Scott Gomez, a client and friend of Victor Shaio, and the Chelsea Mercantile
While hockey coaches, trainers and referees are figures of authority on the ice, one mortgage originator has emerged as the most trusted man in real estate among some of the National Hockey League’s biggest stars.
A relative unknown three years ago, Victor Shaio, a mortgage originator who heads an eponymous group with MetLife Home Loans, is an unlikely sensei — he contends that the glamorous life of an athlete holds no appeal to him.
But today, industry insiders say Shaio is the go-to guy among Rangers players looking for solid real estate advice.
After five years in the industry, a random encounter got Shaio started with the athletic set in 2007. His friend had been the money manager for Scott Gomez, then a newly signed player with the New York Rangers (Shaio wouldn’t disclose the names of any of his other clients). After an introduction — and Gomez’s near-purchase of a lackluster Upper West Side apartment — Shaio became a real estate mentor to the puck-slinging powerhouse.
“I called him up and said, ‘if you don’t love what you see [while looking for apartments], give me a call,'” Shaio said, after which point he said he helped Gomez navigate the city’s real estate opportunities. In September 2007, reports surfaced that Gomez had purchased a $3.2 million duplex in the Chelsea Mercantile at 252 Seventh Avenue Near 25th Street.

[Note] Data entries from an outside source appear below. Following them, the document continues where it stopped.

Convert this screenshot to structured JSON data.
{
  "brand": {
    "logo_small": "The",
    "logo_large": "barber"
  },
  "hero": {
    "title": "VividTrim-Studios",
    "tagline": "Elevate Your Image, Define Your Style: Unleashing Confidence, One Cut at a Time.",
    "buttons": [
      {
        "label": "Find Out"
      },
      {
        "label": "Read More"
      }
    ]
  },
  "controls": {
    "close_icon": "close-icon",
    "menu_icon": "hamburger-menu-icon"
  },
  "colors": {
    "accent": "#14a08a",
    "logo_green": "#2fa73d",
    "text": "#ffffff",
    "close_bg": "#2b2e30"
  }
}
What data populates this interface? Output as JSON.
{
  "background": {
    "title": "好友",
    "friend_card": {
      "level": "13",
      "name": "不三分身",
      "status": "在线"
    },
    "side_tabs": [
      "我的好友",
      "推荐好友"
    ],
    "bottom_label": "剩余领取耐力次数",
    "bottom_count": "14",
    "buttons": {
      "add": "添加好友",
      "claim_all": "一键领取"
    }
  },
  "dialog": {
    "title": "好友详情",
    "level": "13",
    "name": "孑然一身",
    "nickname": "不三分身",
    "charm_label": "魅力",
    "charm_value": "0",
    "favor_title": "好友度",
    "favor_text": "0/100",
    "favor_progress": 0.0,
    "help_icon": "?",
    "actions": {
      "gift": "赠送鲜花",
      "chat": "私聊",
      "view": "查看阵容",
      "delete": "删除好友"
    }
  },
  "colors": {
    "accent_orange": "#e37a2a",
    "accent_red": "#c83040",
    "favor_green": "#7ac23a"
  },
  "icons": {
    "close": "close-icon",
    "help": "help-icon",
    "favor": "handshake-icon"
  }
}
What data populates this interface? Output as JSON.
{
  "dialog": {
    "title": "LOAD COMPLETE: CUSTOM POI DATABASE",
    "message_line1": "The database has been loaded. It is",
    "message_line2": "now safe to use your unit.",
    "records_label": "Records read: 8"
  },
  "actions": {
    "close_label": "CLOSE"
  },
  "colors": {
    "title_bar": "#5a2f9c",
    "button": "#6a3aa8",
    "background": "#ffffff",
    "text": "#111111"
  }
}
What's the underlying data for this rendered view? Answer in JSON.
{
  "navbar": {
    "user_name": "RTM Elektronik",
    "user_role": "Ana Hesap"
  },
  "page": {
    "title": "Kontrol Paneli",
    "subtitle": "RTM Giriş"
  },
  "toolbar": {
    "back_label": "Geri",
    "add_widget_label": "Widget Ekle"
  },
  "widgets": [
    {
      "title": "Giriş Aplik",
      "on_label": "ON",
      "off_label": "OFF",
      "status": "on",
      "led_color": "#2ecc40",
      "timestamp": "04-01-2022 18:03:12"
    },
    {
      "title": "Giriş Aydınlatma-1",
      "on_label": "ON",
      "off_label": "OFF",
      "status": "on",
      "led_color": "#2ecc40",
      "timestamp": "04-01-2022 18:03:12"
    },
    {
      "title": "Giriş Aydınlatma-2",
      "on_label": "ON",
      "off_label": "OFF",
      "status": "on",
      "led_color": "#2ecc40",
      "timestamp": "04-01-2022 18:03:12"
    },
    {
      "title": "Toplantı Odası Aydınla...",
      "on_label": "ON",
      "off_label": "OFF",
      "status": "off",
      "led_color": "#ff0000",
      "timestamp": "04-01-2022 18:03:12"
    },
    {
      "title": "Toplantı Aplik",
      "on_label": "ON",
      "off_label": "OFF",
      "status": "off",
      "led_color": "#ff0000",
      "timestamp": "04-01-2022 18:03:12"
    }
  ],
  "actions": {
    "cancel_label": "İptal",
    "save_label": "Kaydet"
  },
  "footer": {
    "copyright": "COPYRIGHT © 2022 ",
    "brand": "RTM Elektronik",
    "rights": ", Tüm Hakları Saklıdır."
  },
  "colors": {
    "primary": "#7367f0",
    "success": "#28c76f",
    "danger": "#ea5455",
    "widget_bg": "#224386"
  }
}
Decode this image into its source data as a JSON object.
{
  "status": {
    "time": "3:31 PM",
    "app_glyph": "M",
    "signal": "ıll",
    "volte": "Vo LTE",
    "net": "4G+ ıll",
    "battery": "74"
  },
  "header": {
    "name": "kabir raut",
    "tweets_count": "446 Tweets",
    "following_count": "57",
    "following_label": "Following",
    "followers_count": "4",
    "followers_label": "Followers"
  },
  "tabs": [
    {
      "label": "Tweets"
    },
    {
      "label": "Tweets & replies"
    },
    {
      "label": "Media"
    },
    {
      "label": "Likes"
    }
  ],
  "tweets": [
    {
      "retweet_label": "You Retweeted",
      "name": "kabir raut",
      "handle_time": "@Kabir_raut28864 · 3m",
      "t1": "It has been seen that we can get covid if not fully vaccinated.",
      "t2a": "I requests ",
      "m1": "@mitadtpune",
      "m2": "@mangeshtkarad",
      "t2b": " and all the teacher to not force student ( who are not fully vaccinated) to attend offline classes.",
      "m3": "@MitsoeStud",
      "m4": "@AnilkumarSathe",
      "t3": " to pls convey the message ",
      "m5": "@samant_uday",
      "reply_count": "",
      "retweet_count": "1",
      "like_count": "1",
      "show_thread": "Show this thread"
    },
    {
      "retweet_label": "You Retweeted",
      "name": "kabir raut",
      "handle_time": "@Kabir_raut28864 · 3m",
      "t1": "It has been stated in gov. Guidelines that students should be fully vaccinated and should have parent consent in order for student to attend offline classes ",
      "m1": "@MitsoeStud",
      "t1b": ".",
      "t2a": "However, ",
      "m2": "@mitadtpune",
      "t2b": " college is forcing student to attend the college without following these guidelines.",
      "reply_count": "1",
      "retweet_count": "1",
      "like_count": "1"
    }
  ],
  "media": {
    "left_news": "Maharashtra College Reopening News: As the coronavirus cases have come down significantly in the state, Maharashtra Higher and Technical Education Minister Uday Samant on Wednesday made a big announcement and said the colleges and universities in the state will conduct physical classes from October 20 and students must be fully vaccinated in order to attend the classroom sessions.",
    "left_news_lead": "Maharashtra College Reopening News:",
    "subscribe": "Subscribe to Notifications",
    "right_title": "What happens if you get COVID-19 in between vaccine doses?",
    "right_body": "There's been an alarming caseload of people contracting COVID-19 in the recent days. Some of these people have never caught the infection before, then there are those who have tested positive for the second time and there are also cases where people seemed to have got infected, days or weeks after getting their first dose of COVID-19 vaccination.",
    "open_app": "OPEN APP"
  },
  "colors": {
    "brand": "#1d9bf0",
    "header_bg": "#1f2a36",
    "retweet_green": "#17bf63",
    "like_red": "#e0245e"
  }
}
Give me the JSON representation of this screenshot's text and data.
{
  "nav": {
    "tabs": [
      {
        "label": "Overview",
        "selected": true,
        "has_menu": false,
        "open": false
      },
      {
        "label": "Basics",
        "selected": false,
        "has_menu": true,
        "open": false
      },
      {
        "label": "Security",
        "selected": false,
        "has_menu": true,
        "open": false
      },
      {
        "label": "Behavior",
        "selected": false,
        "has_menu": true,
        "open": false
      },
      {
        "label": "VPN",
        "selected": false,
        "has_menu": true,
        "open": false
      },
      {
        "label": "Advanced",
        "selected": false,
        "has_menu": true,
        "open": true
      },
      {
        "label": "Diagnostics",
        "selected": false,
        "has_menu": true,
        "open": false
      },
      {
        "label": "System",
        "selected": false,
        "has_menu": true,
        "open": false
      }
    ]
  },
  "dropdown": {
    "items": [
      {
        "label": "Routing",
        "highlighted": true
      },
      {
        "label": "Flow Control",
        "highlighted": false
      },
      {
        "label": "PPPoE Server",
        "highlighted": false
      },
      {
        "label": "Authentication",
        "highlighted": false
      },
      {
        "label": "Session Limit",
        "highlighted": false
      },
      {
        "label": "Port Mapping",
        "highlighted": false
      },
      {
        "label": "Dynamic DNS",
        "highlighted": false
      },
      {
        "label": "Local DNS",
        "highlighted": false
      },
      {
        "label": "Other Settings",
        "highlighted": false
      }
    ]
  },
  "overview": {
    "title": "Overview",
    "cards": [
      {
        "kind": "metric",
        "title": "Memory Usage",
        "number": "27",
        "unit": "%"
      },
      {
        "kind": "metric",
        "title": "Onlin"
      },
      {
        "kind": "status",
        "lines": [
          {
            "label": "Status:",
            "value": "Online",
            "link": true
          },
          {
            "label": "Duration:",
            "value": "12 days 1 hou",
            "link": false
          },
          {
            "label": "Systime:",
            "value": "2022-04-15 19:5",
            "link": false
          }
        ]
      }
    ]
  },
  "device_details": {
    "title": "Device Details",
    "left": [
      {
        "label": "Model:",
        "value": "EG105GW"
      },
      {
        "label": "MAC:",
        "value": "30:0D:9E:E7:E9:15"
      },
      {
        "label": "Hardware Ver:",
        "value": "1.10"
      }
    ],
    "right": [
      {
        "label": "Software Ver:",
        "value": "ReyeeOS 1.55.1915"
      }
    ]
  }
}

“That led me to hanging out with a bunch of the guys on the team,” Shaio said.
And all that “hanging out” led to an impressive roster of hard-charging clientele from teams including the Boston Bruins, Phoenix Coyotes, Los Angeles Kings, Montreal Canadiens and New Jersey Devils. Additionally, Shaio has worked with a handful of players in the National Basketball Association and National Football League.
With such unusual clients, Shaio said he often steps outside the world of home loan lending. While mortgages may be his specialty, Shaio said that he offers a full-service approach to his athletic clientele.
“[We] try to acclimate them as best we can to their new city [anywhere in the country],” Shaio said. “I’ve definitely benefitted on the mortgage side… but they’ve also benefitted [from me] steering them away” from real estate pitfalls.
And, according to Shaio, athletes, in particular, can encounter some major hazards when they’re trying to find sound real estate advice.
“When somebody hears a professional athlete is shopping for a home, their ears perk up and they think it’s their winning lottery day,” Shaio said, noting that he’s seen some in the real estate industry try to overcharge athletes simply because they’re wealthy.
“The number one thing is to do the right thing by these guys because there are a lot of people who try to take advantage,” he said, an attitude that he says has aided his success.
Luckily for Shaio, the routine ebb and flow of players in and out of the city makes for a constantly renewing client base.
“[A] guy gets traded, next thing you know, you have an open door to [another] set of people,” Shaio explained. “When a guy gets traded to another city, [the] number one [thing we] take care of is the housing.”